Grayson: "There has been a report in the media that the administration has mischaracterized post-attack Syrian military communications, and that these communications actually express surprise about the attack. This is a very serious charge. Can you please release the original transcripts so that the American people can make their own judgment about that important issue?"

Hagel: "What transcripts are you referring to?"

Grayson:"The transcripts that were reported that took place after the attack in which the government has suggested that they confirmed the existence of the attack. But actually it has been reported that Syrian commanders expressed surprise that the attack had taken place, not confirmed it."
Hagel: "Well, that's probably classified, Congressman. I'd have to go back and review exactly what you're referring to."

Grayson: "Well, you will agree that it's important that the administration not mislead the public in any way about these reports, won't you?"

Hagel: "Well, of course. But I'm not aware of the administration misleading the American public on this issue or any other issue."

Grayson: "Well, you agree that the only way to put that matter to rest is to release the original reports in some redacted form.."

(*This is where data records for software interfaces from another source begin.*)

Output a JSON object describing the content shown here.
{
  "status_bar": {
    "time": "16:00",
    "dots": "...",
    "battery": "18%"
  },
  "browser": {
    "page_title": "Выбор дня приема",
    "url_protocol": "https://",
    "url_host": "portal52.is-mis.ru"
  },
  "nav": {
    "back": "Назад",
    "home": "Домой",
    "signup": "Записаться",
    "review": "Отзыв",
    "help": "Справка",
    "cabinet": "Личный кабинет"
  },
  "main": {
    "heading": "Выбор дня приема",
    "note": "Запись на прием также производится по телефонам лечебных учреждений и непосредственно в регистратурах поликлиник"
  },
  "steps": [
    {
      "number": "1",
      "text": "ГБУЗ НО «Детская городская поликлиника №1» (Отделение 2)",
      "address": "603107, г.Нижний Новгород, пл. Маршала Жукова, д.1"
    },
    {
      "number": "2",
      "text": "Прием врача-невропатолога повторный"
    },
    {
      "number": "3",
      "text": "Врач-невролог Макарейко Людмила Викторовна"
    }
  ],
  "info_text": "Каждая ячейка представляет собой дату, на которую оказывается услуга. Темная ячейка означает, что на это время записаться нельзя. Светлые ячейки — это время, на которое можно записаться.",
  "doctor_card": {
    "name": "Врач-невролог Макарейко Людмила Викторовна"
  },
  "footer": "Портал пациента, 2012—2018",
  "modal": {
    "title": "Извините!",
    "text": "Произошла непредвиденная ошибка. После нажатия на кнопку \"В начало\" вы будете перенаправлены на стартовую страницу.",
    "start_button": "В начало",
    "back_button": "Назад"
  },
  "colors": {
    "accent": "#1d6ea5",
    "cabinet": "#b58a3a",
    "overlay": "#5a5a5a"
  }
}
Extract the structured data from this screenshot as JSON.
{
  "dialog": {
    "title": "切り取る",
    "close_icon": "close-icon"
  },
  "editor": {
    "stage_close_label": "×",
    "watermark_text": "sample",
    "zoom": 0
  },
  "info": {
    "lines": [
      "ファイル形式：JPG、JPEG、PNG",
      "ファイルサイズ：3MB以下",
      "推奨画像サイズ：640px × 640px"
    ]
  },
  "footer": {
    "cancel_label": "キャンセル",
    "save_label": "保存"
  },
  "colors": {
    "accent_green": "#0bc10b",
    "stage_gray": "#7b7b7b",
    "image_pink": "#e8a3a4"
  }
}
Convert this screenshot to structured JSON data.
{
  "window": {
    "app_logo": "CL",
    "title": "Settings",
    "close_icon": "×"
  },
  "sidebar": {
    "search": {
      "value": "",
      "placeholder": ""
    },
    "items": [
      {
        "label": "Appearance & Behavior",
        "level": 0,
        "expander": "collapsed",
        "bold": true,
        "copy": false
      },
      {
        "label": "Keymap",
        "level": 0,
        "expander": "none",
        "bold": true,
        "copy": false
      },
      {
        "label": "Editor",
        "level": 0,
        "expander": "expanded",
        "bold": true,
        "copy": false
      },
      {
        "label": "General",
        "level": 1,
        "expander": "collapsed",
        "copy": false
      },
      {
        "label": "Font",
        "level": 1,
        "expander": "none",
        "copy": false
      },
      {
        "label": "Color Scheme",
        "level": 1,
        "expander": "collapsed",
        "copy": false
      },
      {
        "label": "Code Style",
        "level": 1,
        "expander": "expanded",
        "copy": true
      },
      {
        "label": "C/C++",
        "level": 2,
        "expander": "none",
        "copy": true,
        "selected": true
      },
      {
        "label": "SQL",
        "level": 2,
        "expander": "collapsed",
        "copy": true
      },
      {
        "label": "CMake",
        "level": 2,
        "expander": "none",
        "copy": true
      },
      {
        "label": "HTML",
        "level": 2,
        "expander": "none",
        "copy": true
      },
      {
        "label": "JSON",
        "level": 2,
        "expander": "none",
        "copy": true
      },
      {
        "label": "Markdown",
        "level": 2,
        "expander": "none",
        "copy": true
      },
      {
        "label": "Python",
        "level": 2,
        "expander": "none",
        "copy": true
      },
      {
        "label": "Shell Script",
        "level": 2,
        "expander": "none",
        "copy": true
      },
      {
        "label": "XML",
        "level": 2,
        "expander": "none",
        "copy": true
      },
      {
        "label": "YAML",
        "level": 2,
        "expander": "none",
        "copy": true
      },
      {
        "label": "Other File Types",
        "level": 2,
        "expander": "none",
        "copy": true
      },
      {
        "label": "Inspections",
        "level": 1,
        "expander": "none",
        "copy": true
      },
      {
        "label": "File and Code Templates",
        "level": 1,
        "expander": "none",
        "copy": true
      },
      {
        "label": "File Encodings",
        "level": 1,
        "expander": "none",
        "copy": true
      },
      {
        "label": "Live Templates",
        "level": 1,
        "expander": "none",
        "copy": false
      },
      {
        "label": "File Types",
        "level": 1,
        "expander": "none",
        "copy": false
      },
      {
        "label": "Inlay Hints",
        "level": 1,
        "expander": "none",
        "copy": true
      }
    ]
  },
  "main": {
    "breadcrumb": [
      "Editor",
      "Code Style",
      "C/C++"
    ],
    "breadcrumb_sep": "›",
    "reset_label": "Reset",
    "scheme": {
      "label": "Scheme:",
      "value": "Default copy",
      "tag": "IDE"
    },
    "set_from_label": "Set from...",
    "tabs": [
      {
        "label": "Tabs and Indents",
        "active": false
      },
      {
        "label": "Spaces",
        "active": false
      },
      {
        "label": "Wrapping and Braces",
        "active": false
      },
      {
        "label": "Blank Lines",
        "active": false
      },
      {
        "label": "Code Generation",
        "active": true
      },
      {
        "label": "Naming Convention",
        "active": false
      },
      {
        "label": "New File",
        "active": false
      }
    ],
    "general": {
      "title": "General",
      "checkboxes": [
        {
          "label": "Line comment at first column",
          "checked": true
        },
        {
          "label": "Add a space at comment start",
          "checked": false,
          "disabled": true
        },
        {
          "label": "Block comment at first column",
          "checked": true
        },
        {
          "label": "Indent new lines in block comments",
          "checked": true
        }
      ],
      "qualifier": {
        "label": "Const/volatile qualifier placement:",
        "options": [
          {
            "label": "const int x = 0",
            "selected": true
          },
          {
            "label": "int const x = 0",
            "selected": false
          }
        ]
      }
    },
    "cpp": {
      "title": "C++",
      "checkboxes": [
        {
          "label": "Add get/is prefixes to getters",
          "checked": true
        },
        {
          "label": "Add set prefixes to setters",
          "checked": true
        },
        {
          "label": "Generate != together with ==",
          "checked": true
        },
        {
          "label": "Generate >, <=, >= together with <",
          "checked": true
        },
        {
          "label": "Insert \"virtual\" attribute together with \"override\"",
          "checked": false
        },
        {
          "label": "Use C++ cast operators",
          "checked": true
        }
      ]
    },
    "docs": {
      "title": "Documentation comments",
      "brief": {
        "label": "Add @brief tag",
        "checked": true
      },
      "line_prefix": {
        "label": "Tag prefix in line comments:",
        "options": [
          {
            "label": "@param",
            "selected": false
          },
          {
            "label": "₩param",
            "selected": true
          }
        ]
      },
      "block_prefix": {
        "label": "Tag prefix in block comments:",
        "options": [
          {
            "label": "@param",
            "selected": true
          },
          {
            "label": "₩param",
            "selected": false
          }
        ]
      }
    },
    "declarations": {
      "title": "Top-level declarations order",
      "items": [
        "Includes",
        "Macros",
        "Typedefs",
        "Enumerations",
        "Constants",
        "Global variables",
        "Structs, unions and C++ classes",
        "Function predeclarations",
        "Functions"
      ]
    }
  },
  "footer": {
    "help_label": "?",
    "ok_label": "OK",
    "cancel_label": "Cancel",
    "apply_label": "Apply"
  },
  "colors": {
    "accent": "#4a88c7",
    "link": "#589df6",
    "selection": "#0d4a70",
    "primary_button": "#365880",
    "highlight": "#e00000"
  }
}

Hagel: "Well, I'm not going to agree to anything until i see it and i understand better what it is. But it most likely is classified."

Grayson: "I understand that. I'm asking: will you declassify it for this purpose?"

Hagel: "I just gave you my answer. I have no idea what exactly you're talking about. I'd have to go back and look at it, I'd have to confer with others -- our intelligence community -- that's all I can tell you."